** The task **
Go through the data and copy every line in which "Выберите" appears.

** Extracted data **
-*-
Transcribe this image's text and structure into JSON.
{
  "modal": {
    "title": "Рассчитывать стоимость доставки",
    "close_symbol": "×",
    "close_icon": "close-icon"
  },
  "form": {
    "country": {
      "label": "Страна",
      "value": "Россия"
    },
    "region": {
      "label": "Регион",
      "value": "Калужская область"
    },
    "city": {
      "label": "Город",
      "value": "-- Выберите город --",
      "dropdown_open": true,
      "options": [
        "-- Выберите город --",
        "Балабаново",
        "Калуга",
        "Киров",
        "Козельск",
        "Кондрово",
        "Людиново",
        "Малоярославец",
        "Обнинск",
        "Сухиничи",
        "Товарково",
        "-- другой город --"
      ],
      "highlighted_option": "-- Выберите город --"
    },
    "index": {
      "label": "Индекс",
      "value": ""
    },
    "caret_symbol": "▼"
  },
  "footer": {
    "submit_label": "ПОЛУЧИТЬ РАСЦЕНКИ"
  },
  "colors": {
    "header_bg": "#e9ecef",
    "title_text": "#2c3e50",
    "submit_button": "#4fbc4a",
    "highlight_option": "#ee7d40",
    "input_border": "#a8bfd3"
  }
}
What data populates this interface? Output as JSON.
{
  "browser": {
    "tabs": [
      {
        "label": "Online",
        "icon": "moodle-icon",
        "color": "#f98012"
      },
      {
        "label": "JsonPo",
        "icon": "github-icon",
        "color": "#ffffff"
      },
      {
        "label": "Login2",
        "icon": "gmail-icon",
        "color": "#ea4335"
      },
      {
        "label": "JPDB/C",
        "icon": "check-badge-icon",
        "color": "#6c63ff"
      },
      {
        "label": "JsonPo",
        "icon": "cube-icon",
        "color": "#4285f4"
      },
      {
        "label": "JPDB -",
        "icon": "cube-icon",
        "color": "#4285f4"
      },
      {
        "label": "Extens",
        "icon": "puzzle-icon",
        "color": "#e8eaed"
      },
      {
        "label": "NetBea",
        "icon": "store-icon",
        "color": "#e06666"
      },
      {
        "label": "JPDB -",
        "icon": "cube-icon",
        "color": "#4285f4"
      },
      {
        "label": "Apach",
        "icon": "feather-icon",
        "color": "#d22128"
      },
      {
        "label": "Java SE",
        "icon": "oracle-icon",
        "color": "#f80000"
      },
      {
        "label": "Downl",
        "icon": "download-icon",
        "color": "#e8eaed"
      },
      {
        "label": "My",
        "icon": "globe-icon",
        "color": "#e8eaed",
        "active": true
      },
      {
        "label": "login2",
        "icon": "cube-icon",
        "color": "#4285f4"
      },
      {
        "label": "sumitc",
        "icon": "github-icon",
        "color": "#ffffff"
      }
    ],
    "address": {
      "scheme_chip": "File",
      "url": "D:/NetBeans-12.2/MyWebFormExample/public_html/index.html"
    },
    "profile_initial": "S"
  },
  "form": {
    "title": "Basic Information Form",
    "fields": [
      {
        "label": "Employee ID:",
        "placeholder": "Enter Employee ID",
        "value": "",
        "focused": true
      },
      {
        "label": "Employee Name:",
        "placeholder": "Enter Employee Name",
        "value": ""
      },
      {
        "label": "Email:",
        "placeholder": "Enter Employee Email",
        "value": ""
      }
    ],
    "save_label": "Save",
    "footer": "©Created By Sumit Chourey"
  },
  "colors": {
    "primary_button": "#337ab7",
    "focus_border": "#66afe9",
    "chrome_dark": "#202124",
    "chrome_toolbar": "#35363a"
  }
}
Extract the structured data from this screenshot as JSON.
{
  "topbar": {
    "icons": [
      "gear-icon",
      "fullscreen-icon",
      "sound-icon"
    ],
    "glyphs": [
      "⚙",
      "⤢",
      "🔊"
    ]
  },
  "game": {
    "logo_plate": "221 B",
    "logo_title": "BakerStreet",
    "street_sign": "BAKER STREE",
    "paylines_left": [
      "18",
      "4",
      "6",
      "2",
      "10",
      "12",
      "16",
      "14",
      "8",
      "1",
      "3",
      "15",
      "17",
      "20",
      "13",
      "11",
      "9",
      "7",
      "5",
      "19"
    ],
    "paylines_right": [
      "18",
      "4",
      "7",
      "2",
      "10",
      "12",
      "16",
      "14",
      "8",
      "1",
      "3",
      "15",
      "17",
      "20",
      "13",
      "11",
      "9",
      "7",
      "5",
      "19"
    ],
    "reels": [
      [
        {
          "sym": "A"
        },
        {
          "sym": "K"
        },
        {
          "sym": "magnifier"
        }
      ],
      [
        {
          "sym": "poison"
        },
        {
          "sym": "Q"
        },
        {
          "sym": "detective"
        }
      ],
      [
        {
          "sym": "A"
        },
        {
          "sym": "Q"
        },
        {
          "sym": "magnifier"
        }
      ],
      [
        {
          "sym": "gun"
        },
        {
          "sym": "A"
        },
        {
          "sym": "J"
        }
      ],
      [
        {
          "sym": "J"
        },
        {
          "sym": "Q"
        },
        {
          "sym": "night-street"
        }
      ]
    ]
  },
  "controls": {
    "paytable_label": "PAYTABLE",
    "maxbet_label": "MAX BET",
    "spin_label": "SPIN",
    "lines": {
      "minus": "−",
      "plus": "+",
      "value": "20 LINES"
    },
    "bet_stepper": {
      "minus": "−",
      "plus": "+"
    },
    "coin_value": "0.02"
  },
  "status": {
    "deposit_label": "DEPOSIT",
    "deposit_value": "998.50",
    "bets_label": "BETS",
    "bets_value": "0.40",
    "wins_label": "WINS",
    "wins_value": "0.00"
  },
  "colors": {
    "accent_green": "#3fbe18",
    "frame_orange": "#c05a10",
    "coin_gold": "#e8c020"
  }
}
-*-
** Result **
      "value": "-- Выберите город --",
        "-- Выберите город --",
      "highlighted_option": "-- Выберите город --"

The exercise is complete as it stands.